The Problem With Depression

When I was first diagnosed, I was in bad shape. My doctor wasn't quite sure which way to go with me. "I don't know if you're anxious because you're depressed or if you're depressed because you're anxious," she said, "but we need to try to alleviate both of those for you."

It turned out to be a chicken-or-egg argument. I can't remember a time when I felt like I belonged anywhere, ever. I have spent my entire life feeling like an imposter, waiting to be called out as a fake, everywhere I've gone -- which includes family holiday gatherings and elementary school field trips and college and jobs and everywhere. As a result, I mostly fake it until I make it, but doing so is exhausting and contributes to my anxiety.

For the record, I also don't remember a time in my life when I haven't had anxiety attacks; for years, though, I didn't know what they were. I thought they were low-grade asthma attacks that my inhaler wouldn't touch -- a situation which made me more anxious because why wasn't my medicine working, agh, help, what is going on?

It's not comfortable to live in my head, is what I'm trying to say. It never has been. 

As a result, I second-guess my reactions to things. I wonder if I'm reacting like a normal person or if I'm filtering through the skewed, lying filter of depression and anxiety and making things worse than they are.  That's the worst thing about my flawed brain chemistry, you see: I can't always trust that how I feel about something is valid. When your brain tells you on the regular that your family doesn't love you, that you're stupid, that you're ugly, that you're dumb and worthless, that you're a joke ... Even when you know it's not true, it feels true. And when all of that feels true, how can you separate what is true from what is misfiring synapses?

It's hard.

I hate talking about this. I hate it. But I'm talking about it now because mostly we don't talk about it. I'm talking about it because I'm having a hard time this week and I want anyone else who feels this way, anyone else who feels unloved and alone and afraid because of faulty chemical reactions to know that you are not the only one. None of us are. And also? You are not ugly, or stupid, or worthless, or a joke, or unloved.  

I am learning, slowly, to acknowledge how I feel, to name it, and then to do what I need to in order to release it so that I am not stuck in that endless loop of fear -- sorrow -- fight -- flight-- exhaustion -- fear-- sorrow, until I am unable to function.

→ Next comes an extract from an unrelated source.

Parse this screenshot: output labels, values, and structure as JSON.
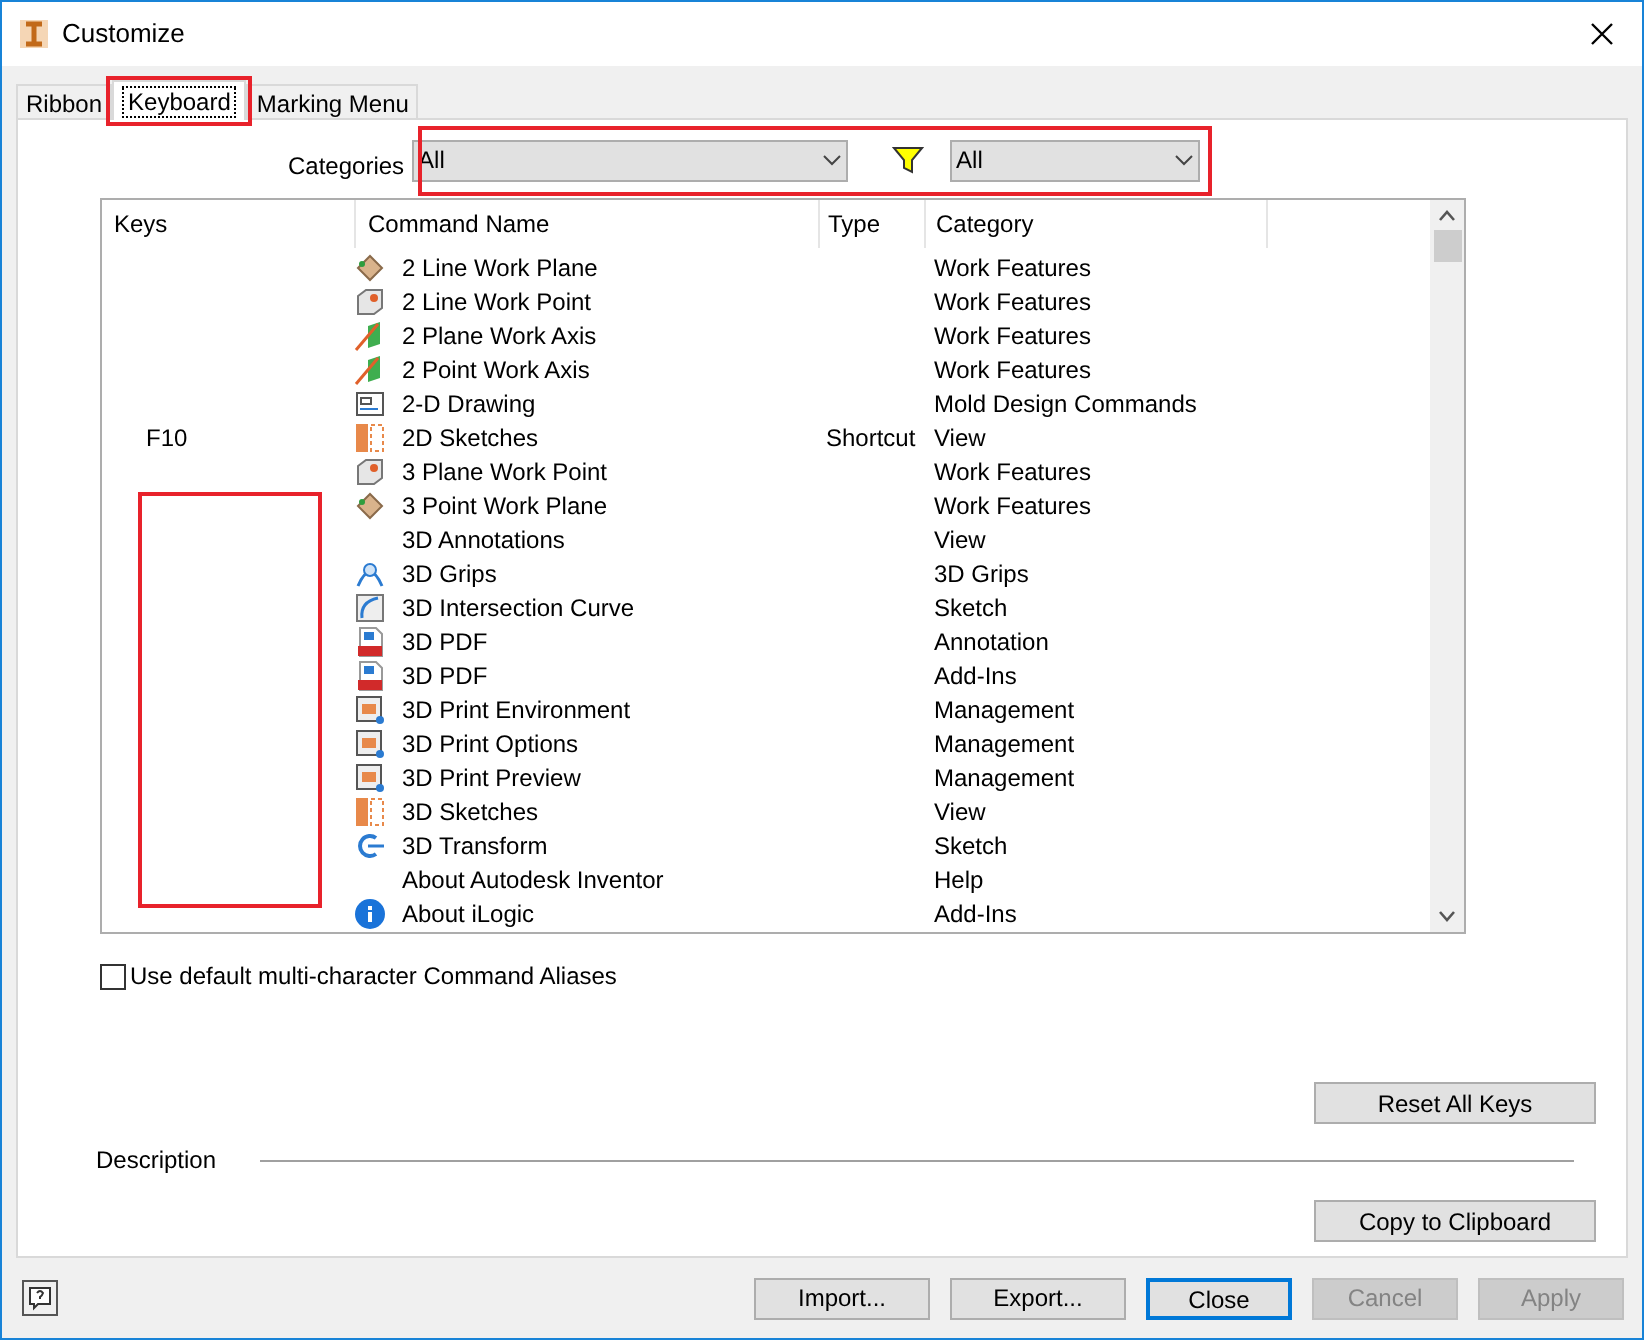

There are a lot of avenues to breaking that loop. I am finding the ones that work for me. If you get stuck there, you'll find yours. Ask for help. Let people help you. 

And remember at depression will lie. Don't forget. You are more than brain chemistry. You are beauty and vivaciousness and intelligence and you have so much worth.

So much.

1 comment:

  1. Depression only wins if you let it. It's a lot easier to not take any action against it, then it is to face your problems head on. I was in a horrible depression a few years ago that got so bad I started having thoughts of suicide. I was on some medication at the time as well, which is what I believe gave me suicidal thoughts. I decided to take matters into my own hand, and I'm proud to say that I'm much better now thanks to what I read over at aestheticreview really changed who I am completely. Please don't give in to depression, you are completely capable of putting a stop to it on your own. Be strong!